▶ DATA TO PROCESS
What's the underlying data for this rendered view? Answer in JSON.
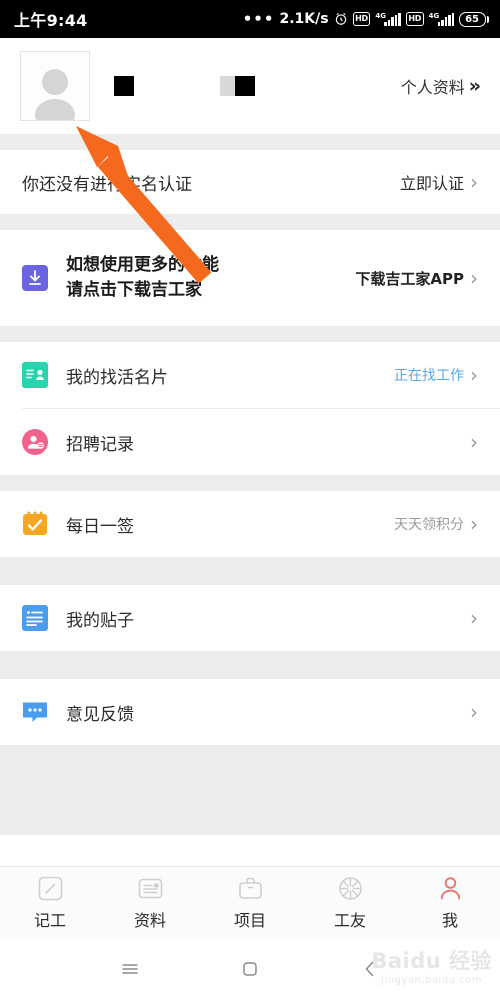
{
  "statusbar": {
    "time": "上午9:44",
    "dots": "•••",
    "network_speed": "2.1K/s",
    "alarm_icon": "alarm-clock-icon",
    "hd_label_1": "HD",
    "signal_label_1": "4G",
    "hd_label_2": "HD",
    "signal_label_2": "4G",
    "battery_level": "65"
  },
  "profile": {
    "avatar_icon": "default-avatar-icon",
    "redacted_name": "",
    "redacted_info": "",
    "link_label": "个人资料",
    "link_chevron": "»"
  },
  "verify": {
    "label": "你还没有进行实名认证",
    "action": "立即认证",
    "chevron": "›"
  },
  "download_banner": {
    "icon": "download-icon",
    "icon_color": "#6C63E0",
    "line1": "如想使用更多的功能",
    "line2": "请点击下载吉工家",
    "action": "下载吉工家APP",
    "chevron": "›"
  },
  "menu_groups": [
    {
      "items": [
        {
          "label": "我的找活名片",
          "icon": "id-card-icon",
          "icon_color": "#27D4AC",
          "value": "正在找工作",
          "value_style": "blue",
          "chevron": "›"
        },
        {
          "label": "招聘记录",
          "icon": "recruit-person-icon",
          "icon_color": "#F2628C",
          "value": "",
          "value_style": "grey",
          "chevron": "›"
        }
      ]
    },
    {
      "items": [
        {
          "label": "每日一签",
          "icon": "calendar-check-icon",
          "icon_color": "#F5A623",
          "value": "天天领积分",
          "value_style": "grey",
          "chevron": "›"
        }
      ]
    },
    {
      "items": [
        {
          "label": "我的贴子",
          "icon": "document-list-icon",
          "icon_color": "#4A9DEC",
          "value": "",
          "value_style": "grey",
          "chevron": "›"
        }
      ]
    },
    {
      "items": [
        {
          "label": "意见反馈",
          "icon": "speech-bubble-icon",
          "icon_color": "#4A9DEC",
          "value": "",
          "value_style": "grey",
          "chevron": "›"
        }
      ]
    }
  ],
  "tabbar": {
    "active_color": "#E8766E",
    "inactive_color": "#CFCFCF",
    "tabs": [
      {
        "label": "记工",
        "icon": "pencil-square-icon",
        "active": false
      },
      {
        "label": "资料",
        "icon": "document-icon",
        "active": false
      },
      {
        "label": "项目",
        "icon": "briefcase-icon",
        "active": false
      },
      {
        "label": "工友",
        "icon": "aperture-icon",
        "active": false
      },
      {
        "label": "我",
        "icon": "person-icon",
        "active": true
      }
    ]
  },
  "navbar": {
    "menu_icon": "hamburger-menu-icon",
    "home_icon": "home-square-icon",
    "back_icon": "back-chevron-icon"
  },
  "watermark": {
    "main": "Baidu 经验",
    "sub": "jingyan.baidu.com"
  },
  "annotation": {
    "arrow_color": "#F4691E",
    "arrow_name": "pointer-arrow-to-avatar"
  }
}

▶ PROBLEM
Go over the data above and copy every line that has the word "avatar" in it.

▶ RESPONSE
    "avatar_icon": "default-avatar-icon",
    "arrow_name": "pointer-arrow-to-avatar"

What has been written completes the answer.